And so my third hypothesis, is that the mass adoption of personal GPS navigation – first through bundled manufacturer installed systems, then aftermarket personal navigation devices like Tom Tom, and now through smart phone apps like Google Maps, could be contributing significantly to the decline in VMT. Instead of taking habitual routes, more and more drivers are letting their GPS send them on a beeline that might include some unfamiliar twists and turns. Eventually people learn these better routes and start to incorporate them even into their own unassisted wayfinding.

After this occurred to me, I took a look at historic sales data for various segments of the GPS market, using data from Statista, a statistics reference service available through the university library. The numbers are pretty stunning – reporting doesn’t even begin until 2005, because the market was quite small before then. But between 2005 and 2010, there were nearly 80.5 million “GPS equipment units sold in the automobile segment” in the United States, according to Statista (I’m still trying to verify exactly what this covers – but I’m pretty sure it is manufacturer-installed in-dash units only). The number of devices sold annually increased ten-fold from 2005 to 2010.

Is it a coincidence that the era of falling VMT and the mass diffusion of personal navigation services coincide almost precisely? It’s too early to tell.

But if this is true, its good news for both the US and the world. According to Garmin, only 25 percent of the world’s 700 million cars currently have GPS installed. As this technology continues to spread throughout the market, we could see additional gains in travel efficiency.

(This essay is part of the Rudin Center’s ongoing research project Re-Programming Mobility made possible by a grant from the Rockefeller Foundation.)

Re-Programming Mobility: How the Tech Industry Is Driving Us Towards A Crisis in Transportation Planning

Today, the New Cities Foundation published our essay that lays out the thinking behind an ongoing research project at the Rudin Center called “Re-Programming Mobility”.  It is the third in a series of essays being published in the run-up to a major confab of transportation and technology geeks at Google on March 6.

New digital technologies are transforming why, where, when, and how people travel to their destinations.
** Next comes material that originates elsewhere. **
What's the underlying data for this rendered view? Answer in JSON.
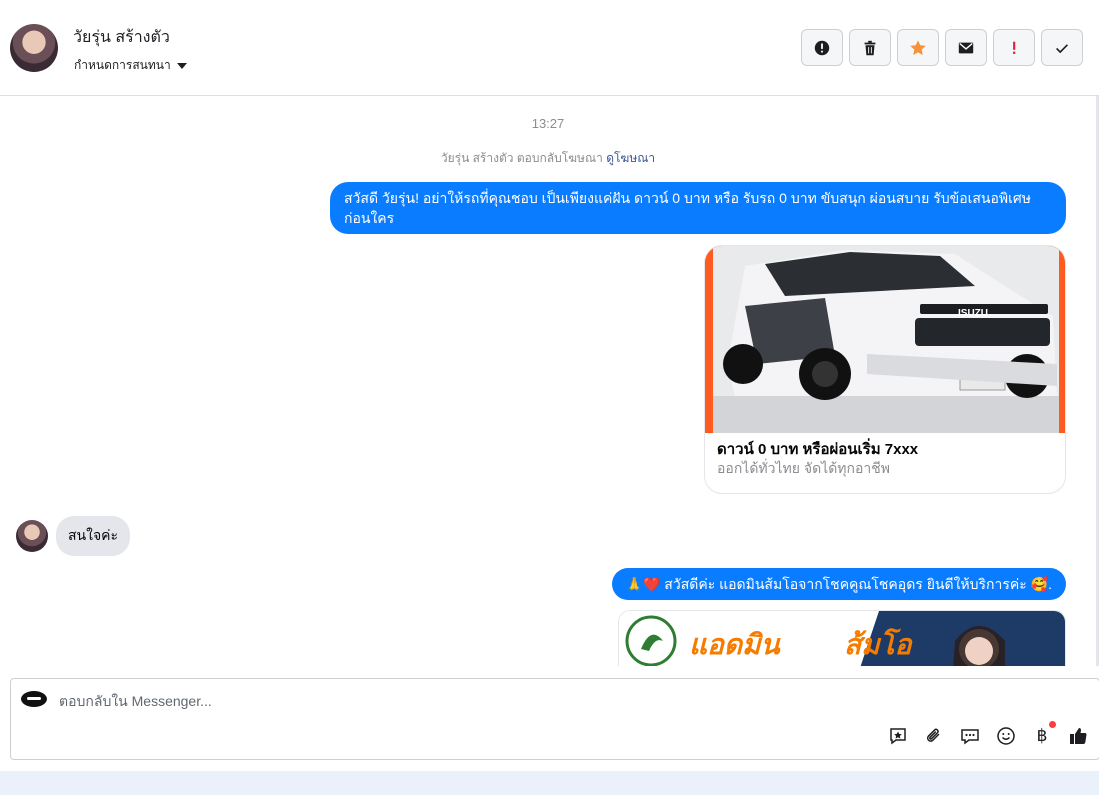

In recent years, these technologies have turned transportation from a physical infrastructure business into an information and informatics-based activity. Despite solving issues in some regards, this shift is introducing a number of new challenges for transportation planners, who need a comprehensive understanding on how they can accommodate the potential of these services while mitigating their unintended consequences.
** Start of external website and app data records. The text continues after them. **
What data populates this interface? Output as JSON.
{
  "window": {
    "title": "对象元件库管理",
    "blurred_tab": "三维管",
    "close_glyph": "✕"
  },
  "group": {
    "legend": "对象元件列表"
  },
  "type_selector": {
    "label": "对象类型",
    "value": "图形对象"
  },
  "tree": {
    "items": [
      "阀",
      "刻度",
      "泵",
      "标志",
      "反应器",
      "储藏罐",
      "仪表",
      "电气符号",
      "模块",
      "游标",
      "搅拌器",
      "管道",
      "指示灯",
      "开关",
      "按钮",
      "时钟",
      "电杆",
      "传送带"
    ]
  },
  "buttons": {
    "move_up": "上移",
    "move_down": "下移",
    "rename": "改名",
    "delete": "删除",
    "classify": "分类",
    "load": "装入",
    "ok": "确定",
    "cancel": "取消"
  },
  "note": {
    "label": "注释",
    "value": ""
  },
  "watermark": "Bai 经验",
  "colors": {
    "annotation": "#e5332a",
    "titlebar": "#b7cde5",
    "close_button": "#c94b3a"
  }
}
This is the first of a series of essays, research articles and future metropolitan transportation and land use scenarios that will explore how transportation planning and management will adapt to the changing nature of mobility in the United States. This research is made possible by a grant from the Rockefeller Foundation.

link to full essay 

Santiago Calatrava visits the NYU Rudin Center, February 25, 2014

Santiago Calatrava visits the NYU Rudin Center

Santiago Calatrava, renowned Spanish architect, visited the NYU Rudin Center yesterday. He showcased several key projects, particularly the Doha Crossing, the Florida Polytechnic Institute, and the World Trade Center PATH Hub. See below for photos from the event.

To explore the real-time discussion during this event, see the Twitter feed below:

Exploring challenges in transportation and infrastructure